Shroff R.C.,University College London |
Shroff R.C.,King's College London |
McNair R.,Addenbrookes Hospital |
And 6 more authors.
Journal of the American Society of Nephrology | Year: 2010
In chronic kidney disease (CKD) vascular calcification occurs in response to deranged calcium and phosphate metabolism and is characterized by vascular smooth muscle cell (VSMC) damage and attrition. To gain mechanistic insights into how calcium and phosphate mediate calcification, we used an ex vivo model of human vessel culture. Vessel rings from healthy control subjects did not accumulate calcium with long-term exposure to elevated calcium and/or phosphate. In contrast, vessel rings from patients with CKD accumulated calcium; calcium induced calcification more potently than phosphate (at equivalent calcium-phosphate product). Elevated phosphate increased alkaline phosphatase activity in CKD vessels, but inhibition of alkaline phosphatase with levamisole did not block calcification. Instead, calcification in CKD vessels most strongly associated with VSMC death resulting from calcium- and phosphate-induced apoptosis; treatment with a pan-caspase inhibitor ZVAD ameliorated calcification. Calcification in CKD vessels was also associated with increased deposition of VSMC-derived vesicles. Electron microscopy confirmed increased deposition of vesicles containing crystalline calcium and phosphate in the extracellular matrix of dialysis vessel rings. In contrast, vesicle deposition and calcification did not occur in normal vessel rings, but we observed extensive intracellular mitochondrial damage. Taken together, these data provide evidence that VSMCs undergo adaptive changes, including vesicle release, in response to dysregulated mineral metabolism. These adaptations may initially promote survival but ultimately culminate in VSMC apoptosis and overt calcification, especially with continued exposure to elevated calcium. Copyright © 2010 by the American Society of Nephrology.

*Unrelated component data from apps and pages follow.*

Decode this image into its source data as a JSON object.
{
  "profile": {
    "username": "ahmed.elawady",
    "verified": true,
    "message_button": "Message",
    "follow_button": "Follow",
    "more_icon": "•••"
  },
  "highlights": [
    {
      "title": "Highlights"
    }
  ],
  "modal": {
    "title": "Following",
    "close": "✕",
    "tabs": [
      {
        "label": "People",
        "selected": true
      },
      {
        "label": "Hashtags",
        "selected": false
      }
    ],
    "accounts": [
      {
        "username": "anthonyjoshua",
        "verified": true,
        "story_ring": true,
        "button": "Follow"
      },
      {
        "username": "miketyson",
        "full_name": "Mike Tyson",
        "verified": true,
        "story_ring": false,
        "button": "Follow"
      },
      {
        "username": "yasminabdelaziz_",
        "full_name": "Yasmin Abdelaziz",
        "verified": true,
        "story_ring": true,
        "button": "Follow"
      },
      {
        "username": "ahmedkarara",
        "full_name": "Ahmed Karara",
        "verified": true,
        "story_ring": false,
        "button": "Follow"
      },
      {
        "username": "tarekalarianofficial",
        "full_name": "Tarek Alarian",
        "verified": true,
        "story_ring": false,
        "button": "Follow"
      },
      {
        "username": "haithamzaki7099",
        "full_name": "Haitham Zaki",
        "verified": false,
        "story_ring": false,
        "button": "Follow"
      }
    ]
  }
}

Wright D.M.,Multi Imaging Center |
Saracevic Z.S.,University of Cambridge |
Kyle N.H.,Cambridge Biostability Ltd. |
Motskin M.,Multi Imaging Center |
Skepper J.N.,Multi Imaging Center
Journal of Materials Science: Materials in Medicine | Year: 2010
The ratio of hydroxyapatite (HA) nanoparticles (NP) to trehalose in composite microparticle (MP) vaccine vehicles by determining inter-nanoparticle space potentially influences antigen release. Mercury porosimetry and gas adsorption analysis have been used quantify this space. Larger pores are present in MPs spray dried solely from nanoparticle gel compared with MPs spray dried from nanoparticle colloid which have less inter-nanoparticle volume. This is attributed to tighter nanoparticle packing caused by citrate modification of their surface charge. The pore size distributions (PSD) for MP where the trehalose has been eliminated by combustion generally broaden and shifts to higher values with increasing initial trehalose content. Modal pore size, for gel derived MPs is comparable to modal NP width below 30% initial trehalose content and approximates to modal NP length (∼50 nm) at 60% initial trehalose content. For colloidally derived MPs this never exceeds the modal NP width. Pore-sizes are comparable, to surface inter-nanoparticle spacings observed by SEM. © 2009 Springer Science+Business Media, LLC.